Being zombified means through stressors, you’ve lost your vitality, your human essence. You’ve lost you.
When you hear a volunteer laughingly repeat, “I know, we’re all valuable in making this change work,” you’re on the right track.
It takes emotional time and energy to be an empathetic listener. Are we being emotionally drained or are we benefiting from empathetic listening?
Unlike HR folks, who contend with active staff, volunteer managers are tethered to every volunteer, whether they are actively volunteering or they’re rotating in the periphery.
I think we, volunteer managers tend to deny our negative feelings because we’re always “on.” We’re looked at as cheerful people with can-do attitudes and we don’t think we can have bad days. But we can. Because we’re human and our human-ness is what makes us so darned effective.

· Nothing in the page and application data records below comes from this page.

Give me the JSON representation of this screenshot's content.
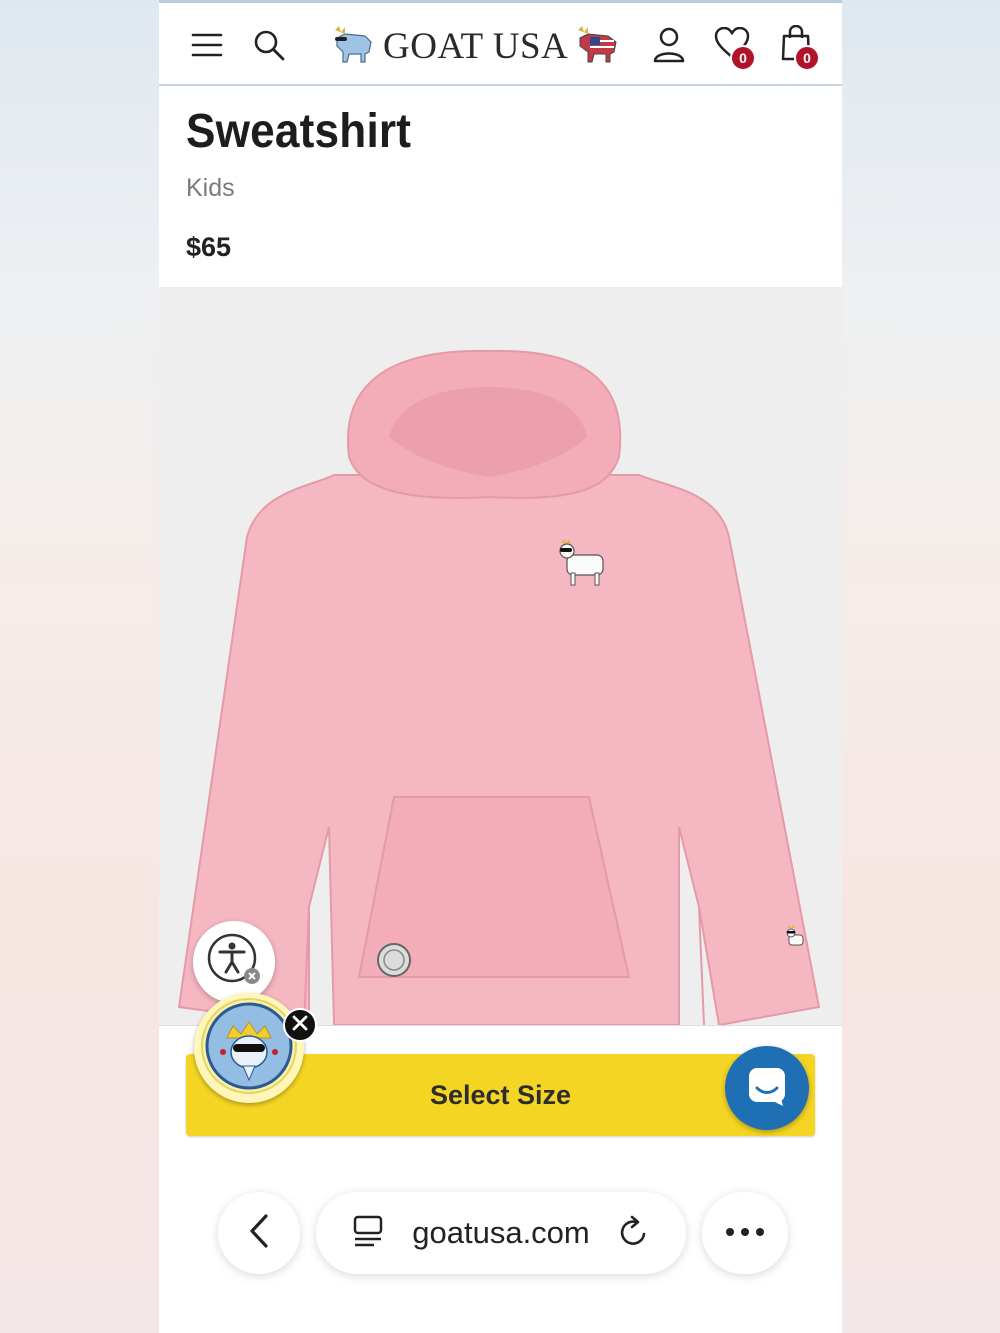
{
  "header": {
    "brand": "GOAT USA",
    "wishlist_count": "0",
    "cart_count": "0",
    "icons": [
      "menu-icon",
      "search-icon",
      "goat-logo-icon",
      "account-icon",
      "heart-icon",
      "shopping-bag-icon"
    ]
  },
  "product": {
    "title": "Sweatshirt",
    "category": "Kids",
    "price": "$65",
    "image_color": "#f5b7c2"
  },
  "actions": {
    "select_size_label": "Select Size"
  },
  "browser": {
    "url": "goatusa.com"
  },
  "colors": {
    "accent_yellow": "#f5d524",
    "badge_red": "#b1132b",
    "chat_blue": "#1e6fb3"
  }
}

We, volunteer managers can get stuck in a rut, even though our days are varied and utterly unpredictable. I remember …
When a volunteer connects, it’s the best feeling, right? We, volunteer managers love the whole ethereal, elusive, empathetic realm, don’t …
…volunteering is the freedom to be human. It’s complicated, but so basic. Volunteering can peel away the everyday pressures we feel and free us to be our most genuine human selves, the selves we yearn to be.

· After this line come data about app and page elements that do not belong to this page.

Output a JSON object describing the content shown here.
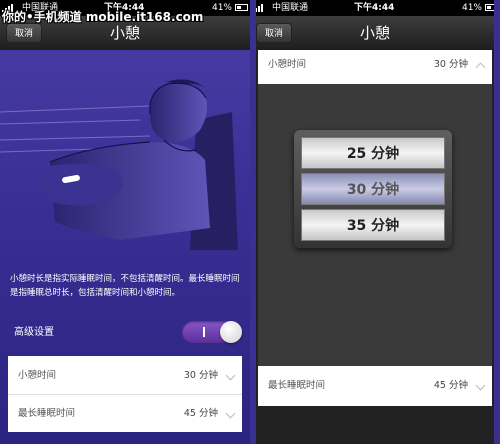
{
  "watermark": "你的•手机频道 mobile.it168.com",
  "status_bar": {
    "carrier": "中国联通",
    "time": "下午4:44",
    "battery": "41%"
  },
  "left_screen": {
    "nav": {
      "cancel_label": "取消",
      "title": "小憩"
    },
    "description": "小憩时长是指实际睡眠时间，不包括清醒时间。最长睡眠时间是指睡眠总时长，包括清醒时间和小憩时间。",
    "advanced_label": "高级设置",
    "advanced_toggle_on": true,
    "rows": [
      {
        "label": "小憩时间",
        "value": "30 分钟"
      },
      {
        "label": "最长睡眠时间",
        "value": "45 分钟"
      }
    ]
  },
  "right_screen": {
    "nav": {
      "cancel_label": "取消",
      "title": "小憩"
    },
    "expanded_row": {
      "label": "小憩时间",
      "value": "30 分钟"
    },
    "picker": [
      "25 分钟",
      "30 分钟",
      "35 分钟"
    ],
    "picker_selected": "30 分钟",
    "bottom_row": {
      "label": "最长睡眠时间",
      "value": "45 分钟"
    }
  },
  "colors": {
    "accent": "#3a2f95",
    "toggle": "#7a4bb8"
  },
  "icons": [
    "signal-icon",
    "wifi-icon",
    "lock-icon",
    "battery-icon",
    "chevron-down-icon",
    "chevron-up-icon"
  ]
}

Here’s the thing. I think we must stop telling volunteers that “helping people” will make them feel good.
Instead of the notion that a volunteer manager should “work harder” to “get volunteers,” we need to place the reasons volunteers leave or never get started squarely on the outdated systems that no longer work.